QUEEN’S ROAD: Anup Bhandari’s directorial Rangitaranga, slated for release this week, has already been appreciated by the stars. One of the reasons: it features the work of Hollywood cinematographer Lance Kaplan.
Lance is one of the talents Sandalwood has attracted from foreign shores. Steve Rice, another director of picturisation (DoP) who is doing a Kannada film, has been part of the crew of over 90 Hollywood films including Star Wars, Indiana Jones, Robin Hood, Rambo and Avatar.

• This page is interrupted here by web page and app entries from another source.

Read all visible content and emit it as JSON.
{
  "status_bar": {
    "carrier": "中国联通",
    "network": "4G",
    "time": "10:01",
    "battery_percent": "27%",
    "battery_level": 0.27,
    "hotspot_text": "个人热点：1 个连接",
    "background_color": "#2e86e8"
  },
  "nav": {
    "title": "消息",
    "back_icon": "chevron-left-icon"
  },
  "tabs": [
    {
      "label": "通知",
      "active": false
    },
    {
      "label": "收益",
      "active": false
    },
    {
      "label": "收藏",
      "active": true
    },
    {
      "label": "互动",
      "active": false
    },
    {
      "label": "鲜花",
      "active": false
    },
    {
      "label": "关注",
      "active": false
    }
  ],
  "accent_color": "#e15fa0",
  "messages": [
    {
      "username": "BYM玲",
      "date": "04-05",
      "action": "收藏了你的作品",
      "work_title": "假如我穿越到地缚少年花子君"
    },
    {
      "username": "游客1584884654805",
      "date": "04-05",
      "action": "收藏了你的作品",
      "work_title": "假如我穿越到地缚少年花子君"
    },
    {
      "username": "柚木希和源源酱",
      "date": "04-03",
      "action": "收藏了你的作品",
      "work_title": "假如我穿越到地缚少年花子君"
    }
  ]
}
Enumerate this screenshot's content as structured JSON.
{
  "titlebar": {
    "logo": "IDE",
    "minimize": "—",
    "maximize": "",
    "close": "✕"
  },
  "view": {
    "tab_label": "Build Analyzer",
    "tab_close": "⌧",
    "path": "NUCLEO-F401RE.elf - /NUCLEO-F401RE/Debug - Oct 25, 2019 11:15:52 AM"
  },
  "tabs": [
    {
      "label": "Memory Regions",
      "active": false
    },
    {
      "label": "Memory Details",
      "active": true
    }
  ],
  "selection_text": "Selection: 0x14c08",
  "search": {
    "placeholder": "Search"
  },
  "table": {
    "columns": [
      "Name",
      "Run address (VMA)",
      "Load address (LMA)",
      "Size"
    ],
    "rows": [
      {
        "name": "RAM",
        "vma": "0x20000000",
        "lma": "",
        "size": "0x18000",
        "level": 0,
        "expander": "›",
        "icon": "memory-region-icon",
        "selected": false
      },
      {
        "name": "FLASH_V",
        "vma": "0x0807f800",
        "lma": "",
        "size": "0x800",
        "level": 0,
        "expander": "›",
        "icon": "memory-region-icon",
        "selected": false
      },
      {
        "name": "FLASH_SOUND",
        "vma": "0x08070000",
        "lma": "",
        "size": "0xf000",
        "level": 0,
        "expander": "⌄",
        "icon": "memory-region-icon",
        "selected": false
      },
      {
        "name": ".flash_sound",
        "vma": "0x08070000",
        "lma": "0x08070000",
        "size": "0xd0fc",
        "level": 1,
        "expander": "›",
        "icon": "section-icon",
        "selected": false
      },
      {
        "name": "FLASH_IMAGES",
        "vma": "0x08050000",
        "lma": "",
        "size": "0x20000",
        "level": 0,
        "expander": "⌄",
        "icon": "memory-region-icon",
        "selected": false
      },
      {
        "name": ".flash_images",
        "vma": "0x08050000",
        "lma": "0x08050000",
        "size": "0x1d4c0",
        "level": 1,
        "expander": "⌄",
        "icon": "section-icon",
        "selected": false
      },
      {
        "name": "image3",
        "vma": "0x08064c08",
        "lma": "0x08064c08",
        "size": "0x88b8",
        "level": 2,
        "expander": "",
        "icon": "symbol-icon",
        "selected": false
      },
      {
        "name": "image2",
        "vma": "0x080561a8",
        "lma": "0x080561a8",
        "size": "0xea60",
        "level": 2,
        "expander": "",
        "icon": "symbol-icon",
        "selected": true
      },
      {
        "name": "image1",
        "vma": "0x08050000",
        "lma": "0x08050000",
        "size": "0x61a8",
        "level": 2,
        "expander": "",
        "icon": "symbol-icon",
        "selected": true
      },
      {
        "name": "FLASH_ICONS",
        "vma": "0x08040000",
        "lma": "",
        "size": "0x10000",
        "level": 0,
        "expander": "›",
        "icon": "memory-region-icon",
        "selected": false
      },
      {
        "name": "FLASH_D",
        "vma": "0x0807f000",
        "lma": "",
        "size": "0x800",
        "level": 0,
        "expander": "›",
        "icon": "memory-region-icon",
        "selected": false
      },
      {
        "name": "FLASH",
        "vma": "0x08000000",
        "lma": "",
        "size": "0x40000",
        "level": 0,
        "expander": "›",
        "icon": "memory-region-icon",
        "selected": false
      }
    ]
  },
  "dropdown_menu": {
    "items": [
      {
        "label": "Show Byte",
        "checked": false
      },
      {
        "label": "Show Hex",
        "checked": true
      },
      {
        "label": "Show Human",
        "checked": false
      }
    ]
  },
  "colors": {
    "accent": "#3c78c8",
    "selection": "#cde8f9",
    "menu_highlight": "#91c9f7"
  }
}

He will be work on Sarangi, a musical romantic thriller in Kannada.
Lance’s association with Anup goes back to the latter’s short film, Words. “He had a bold vision; he came up with a story that had the feeling of a daydream, and set it in a locale foreign to him — New York City’s Central Park — in the snow,” says the New York-based cinematographer. “The film was a great success. I’m very proud of having worked on it.”
So when the director said to him, ‘I’m shooting a feature film in Karnataka and I want you to be the DoP,’ Lance didn’t think twice.
Rangitaranga has brought Lance — whose recent films include Butterflies of Bill Baker, Trapped Girl, and Do You Believe in the Devil — to India to shoot for a project in a language he hadn’t even heard.
“I had a translation of the script, and Anup and I spent weeks on the pre-production,” he says. “Anup’s father, Sudhakar patiently taught me many Kannada words and phrases.
I also relied on the expertise and versatility of my co-DoP William David, without whom I could not have done the film.”
Lance found Anup’s dedication and his command of direction inspiring. “Just as he (Anup) did with Words, he brings his many talents and ideas, as well as his intricate story and music to the project. He also knows how to collaborate with other experts,” he says.
The cinematographer has enjoyed working in Karnataka and hopes to be here again closer to the release date.
“My fellow DoPs in the US were very envious of my being able to shoot a mystery thriller in Karnataka,” he says. “Scouting around a palace in Mysuru or a temple in Mangaluru were experiences of a lifetime. And the food was certainly the best I’ve ever had on-set!”
If the project had many firsts for him, the cast and crew had something to learn from him as well.
“One of the actors told me that this was the first time he had ever acted in a film with source lighting — where the lighting seems to come primarily from a visible source, like a window or a fire,” he says.
“This reflects the tradition of lighting that I come from and love, and I think it’s one of the reasons why Anup wanted me to work on his film.”
Currently, Lance is shooting for a variety of projects — music videos, commercials and narrative. And, if given an opportunity, he would love to work again on a Kannada film.
“I feel very nostalgic about my time there with Anup and his family. The food, the kindness of so many people, even strangers, is something I’ll never forget,” he says.
Steve Rice will be in the country in the coming week to shoot for Sarangi, directed by Aryan Pratap, with his SI 2K camera. While this is Aryan’s first feature-length film, it’s Steve’s first Indian one. This duo too has worked together before for Aryan’s directorials, The Stalker, The Director, and Nari, and Steve feels ‘honoured’ to work with him again.
“Most times, I have been working and not been able to assist Pratap but this is an opportunity I do not want to miss,” says the 70-year-old cinematographer.
“This will be my first Kannada film, and I would like to bring my expertise to the project and also learn about another culture,” he adds.